The devaluing of geology as a relevant science can also be tied to a lack of proper training of Earth science teachers. In one study, less than half of the Earth science teachers surveyed felt confident in their ability to teach the subject, and only 30 percent viewed the importance of geology as on par with the other laboratory sciences. 36 percent of the surveyed teachers reported as having an above average knowledge in geology (Betzner and Marek, 2014). A 2010 study showed that 1 in five Earth Science teachers held undergraduate degrees in geology (Lewis and Baker, 2010). It is certainly not uncommon for a teacher to be assigned a subject which falls outside of their original degree path, however unfamiliarity with the subject one teaches will often translate to poor comprehension by the students. This disparity in background knowledge, enjoyment, and interest can lead Earth Science teachers to feel uncomfortable teaching the subject. Right from the start there is an issue of bias even amongst geology teachers themselves, as they question the importance and rigor of the very subject they teach. On the other hand, those teachers who do have previous geology experience felt more comfortable while instructing, leading to better comprehension and enjoyment on the part of the students. These results are not unexpected, but still show that a lack of preparedness in Earth Science teachers can lead to an unfavorable bias against the subject. Through better training and qualifying, the Earth Science discipline can become an important part of a school’s curriculum, which will increase public knowledge and awareness.

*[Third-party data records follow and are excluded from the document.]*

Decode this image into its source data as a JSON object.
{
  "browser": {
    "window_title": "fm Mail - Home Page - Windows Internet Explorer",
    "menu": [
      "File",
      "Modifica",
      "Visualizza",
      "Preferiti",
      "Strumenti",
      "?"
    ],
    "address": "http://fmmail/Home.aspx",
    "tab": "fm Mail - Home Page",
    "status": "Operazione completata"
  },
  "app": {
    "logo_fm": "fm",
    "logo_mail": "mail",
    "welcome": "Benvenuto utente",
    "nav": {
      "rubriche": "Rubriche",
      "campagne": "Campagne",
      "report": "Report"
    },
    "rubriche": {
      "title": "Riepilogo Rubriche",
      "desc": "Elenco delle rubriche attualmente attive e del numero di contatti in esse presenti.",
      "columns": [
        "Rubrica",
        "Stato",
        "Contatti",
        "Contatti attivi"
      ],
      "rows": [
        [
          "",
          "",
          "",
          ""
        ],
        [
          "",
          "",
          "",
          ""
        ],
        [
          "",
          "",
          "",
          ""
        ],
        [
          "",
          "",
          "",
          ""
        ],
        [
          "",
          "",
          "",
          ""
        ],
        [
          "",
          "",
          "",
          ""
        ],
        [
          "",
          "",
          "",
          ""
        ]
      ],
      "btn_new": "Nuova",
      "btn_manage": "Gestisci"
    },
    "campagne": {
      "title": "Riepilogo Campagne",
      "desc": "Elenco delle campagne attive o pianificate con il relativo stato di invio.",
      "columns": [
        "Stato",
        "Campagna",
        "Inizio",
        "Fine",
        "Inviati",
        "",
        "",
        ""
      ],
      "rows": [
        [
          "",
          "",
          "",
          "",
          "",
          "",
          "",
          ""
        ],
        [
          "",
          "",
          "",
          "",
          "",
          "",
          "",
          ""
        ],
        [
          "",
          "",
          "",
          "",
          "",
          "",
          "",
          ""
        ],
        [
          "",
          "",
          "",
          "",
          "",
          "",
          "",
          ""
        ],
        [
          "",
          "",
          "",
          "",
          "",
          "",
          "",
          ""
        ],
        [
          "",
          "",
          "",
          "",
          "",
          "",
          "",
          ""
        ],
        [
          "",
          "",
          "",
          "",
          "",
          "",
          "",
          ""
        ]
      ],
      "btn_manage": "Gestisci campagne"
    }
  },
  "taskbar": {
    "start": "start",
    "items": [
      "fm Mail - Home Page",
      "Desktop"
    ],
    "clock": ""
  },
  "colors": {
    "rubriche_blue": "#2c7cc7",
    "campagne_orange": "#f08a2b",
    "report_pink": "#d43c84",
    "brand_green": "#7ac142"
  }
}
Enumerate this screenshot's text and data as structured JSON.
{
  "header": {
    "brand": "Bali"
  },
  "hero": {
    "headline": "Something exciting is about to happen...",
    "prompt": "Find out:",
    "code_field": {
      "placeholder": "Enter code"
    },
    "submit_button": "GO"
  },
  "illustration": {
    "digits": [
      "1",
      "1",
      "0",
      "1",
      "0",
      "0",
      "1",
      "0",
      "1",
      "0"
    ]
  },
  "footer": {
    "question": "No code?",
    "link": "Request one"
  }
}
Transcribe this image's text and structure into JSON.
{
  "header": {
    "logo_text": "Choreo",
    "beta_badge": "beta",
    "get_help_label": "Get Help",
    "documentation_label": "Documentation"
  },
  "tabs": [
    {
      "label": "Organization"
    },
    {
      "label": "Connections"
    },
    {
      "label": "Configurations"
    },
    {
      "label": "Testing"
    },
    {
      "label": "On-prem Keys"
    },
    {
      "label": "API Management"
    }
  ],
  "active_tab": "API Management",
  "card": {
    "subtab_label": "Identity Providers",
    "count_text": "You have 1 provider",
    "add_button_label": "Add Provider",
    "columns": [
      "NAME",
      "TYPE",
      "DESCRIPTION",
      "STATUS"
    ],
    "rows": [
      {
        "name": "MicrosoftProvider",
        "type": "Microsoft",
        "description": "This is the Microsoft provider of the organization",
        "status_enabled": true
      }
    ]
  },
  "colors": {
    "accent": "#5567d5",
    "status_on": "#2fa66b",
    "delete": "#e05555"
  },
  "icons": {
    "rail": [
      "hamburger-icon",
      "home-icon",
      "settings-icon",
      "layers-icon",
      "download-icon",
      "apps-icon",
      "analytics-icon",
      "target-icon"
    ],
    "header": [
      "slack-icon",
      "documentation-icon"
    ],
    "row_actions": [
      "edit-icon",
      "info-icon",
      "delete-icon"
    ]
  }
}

Although geoscience is viewed as an important subject for secondary school students to learn, the reality of the situation shows that there is a subpar quality of education. Despite this, there are a number of solutions that can bridge this gap. States would do well to adopt similar programs to the NYS Board of Regents. As mentioned, New York leads the country in high school Earth Science education, since it is offered as a graduation requirement; this led to 67% of New York students taking an ESS course, compared to the national average of 7% (Lewis and Baker, 2010). The NYS model is also lauded for its connection to the local environment, allowing students to see firsthand the applications of what they are learning (Fig 3). Certification to teach the Earth Sciences should also be bolstered to avoid issues of underqualified lectures. As well, professional development and geoscience outreach led by those in the profession should be expanded; the more that students are exposed to the Earth Sciences, the more respect it will gain as a discipline and possible career field. This will also work to change the stereotype of geology as a less rigorous subject to biology, chemistry, and physics. As with all other areas of science, the geosciences can bring respect to itself by achieving gender and minority equity. Teaching Earth and Space Science should be prioritized in order to create an informed citizenry on topics such as climate change, resource management, and hazard awareness.